As you can see, we are a very small mission in terms of number of missionaries (with 41 in this picture, one in the hospital with active TB and 4 skyping in from Mumbai), but the AP’s told us that we are the world’s largest mission in terms of number of people within our mission’s boundaries! We include the top 2/3 of India, all of Pakistan (where there are 10 Elders, 3 Districts and 3500 members), all of Nepal (where there is 1 humanitarian couple and one branch), and all of Bangladesh and Bhutan. President Nelson even referred to President Gong as President of the Church over more than half of the people in the world! Of course since he was called into the Presidency of the Seventy in October, President Funk will take over as Asia Area President in January.

Our meeting with President Nelson was pretty intimate, with all of us having the opportunity of shaking his hand and talking to him. At the beginning of the meeting, there was a special musical number by six of the missionaries which President Nelson wanted to be able to fully enjoy, so he and his wife, followed by everyone else on the stand, came down and sat in the audience. President and Sister Hodge, our mission president and his wife, both spoke, followed by the Gongs and then the Nelsons, with President Nelson last. They were all inspiring talks, and many very participative.

President Nelson opened his up to answering questions from the missionaries. Among my learnings:

1.  All Heavenly Father wants is for all of His children (us!) to come home to Him—but we must choose to do so. That is why we invite all to come unto Christ!     
2. ‘Perfect’ means that our bodies are changed so we can live/dwell in the presence of God. Both physical and spiritual changes are necessary.
3.  As we love God first, our capacity to love one another is increased.

Later that evening in the member devotional, President Nelson talked about:      

1.   Teaching children that they are a child of God
2.    Teach that prayer is wireless communication with God without any fees
3.   During the Sacrament each week, we are making covenants again, not just renewing them
4.    Persist in our FHE, family prayers and scripture study even if there are times there is more howling than success

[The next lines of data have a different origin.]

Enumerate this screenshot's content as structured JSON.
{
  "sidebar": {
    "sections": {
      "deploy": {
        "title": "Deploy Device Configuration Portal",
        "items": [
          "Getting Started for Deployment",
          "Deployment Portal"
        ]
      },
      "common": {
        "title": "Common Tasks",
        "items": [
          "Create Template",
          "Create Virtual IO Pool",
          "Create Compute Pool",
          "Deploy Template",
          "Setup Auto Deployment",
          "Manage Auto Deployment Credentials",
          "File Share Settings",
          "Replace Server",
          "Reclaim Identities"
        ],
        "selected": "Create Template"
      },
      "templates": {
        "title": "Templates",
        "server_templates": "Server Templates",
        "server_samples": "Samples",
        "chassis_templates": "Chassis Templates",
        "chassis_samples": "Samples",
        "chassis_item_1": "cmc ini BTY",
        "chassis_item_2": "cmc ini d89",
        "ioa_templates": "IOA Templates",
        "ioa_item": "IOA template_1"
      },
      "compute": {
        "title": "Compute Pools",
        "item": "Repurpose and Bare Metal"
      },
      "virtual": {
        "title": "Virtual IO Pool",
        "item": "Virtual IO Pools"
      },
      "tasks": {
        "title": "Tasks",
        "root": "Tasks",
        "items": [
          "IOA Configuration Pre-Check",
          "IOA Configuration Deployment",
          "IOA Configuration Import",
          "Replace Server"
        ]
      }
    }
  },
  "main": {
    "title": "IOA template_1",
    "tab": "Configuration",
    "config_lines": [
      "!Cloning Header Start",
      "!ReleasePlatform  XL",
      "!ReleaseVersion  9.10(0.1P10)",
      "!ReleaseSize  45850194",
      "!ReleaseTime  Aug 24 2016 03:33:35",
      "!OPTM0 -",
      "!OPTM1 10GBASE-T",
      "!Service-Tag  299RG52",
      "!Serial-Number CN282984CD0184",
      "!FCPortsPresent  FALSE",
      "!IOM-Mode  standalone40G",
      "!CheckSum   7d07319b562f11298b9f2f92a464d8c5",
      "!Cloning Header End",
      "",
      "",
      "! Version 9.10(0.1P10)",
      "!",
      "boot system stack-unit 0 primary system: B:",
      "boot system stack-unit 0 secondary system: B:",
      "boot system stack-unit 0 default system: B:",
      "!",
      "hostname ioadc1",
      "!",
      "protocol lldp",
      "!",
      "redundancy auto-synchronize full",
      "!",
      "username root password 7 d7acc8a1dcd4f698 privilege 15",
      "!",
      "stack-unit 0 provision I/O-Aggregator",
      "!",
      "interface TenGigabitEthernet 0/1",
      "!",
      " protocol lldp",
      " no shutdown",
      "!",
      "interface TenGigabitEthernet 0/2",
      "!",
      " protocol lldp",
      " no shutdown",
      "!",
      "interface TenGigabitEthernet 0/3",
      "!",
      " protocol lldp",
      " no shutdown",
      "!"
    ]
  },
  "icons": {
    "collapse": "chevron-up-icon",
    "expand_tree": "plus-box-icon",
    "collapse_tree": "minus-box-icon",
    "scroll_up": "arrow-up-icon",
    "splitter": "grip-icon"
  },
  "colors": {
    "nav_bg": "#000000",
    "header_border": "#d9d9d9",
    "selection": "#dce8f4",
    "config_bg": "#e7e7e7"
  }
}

President Nelson’s vitality and mental acuity was amazing considering he is 91 years young.

The next visitor I want to mention wasn’t quite so welcome! One night on the way to bed, my glassless eyes noticed some dark matter on the wall above the bedroom door. “What is that?” I asked Elder A, reading in bed. “Where?” he asked. “Oh my! It’s a lizard!”

And so it was! Thankfully, it held perfectly still while I took its picture, then googled how to get rid of it. All in all, it was about 6 or 7 inches long and very cooperative as we captured it between a strainer and a magazine and took it outside to release it into a tree. We hope it likes its new home and wondered how long it had been in our flat.

The last visitors were us as we have started visiting both active and less active members in both of the branches we are working in. Most of the visits have been down narrow roads and up narrow, steep stairs.
I’ve been impressed with how neat and orderly their homes have been, but also how modest. One family lives on the roof with part of their home being outside and just a couple of individual rooms enclosed. We’ve had a couple of visits where extended family living close by have stopped by as well, allowing us to meet many family members. They are always so generous and welcoming, offering us something to eat and or drink. The Indian people are by far the best part of this mission!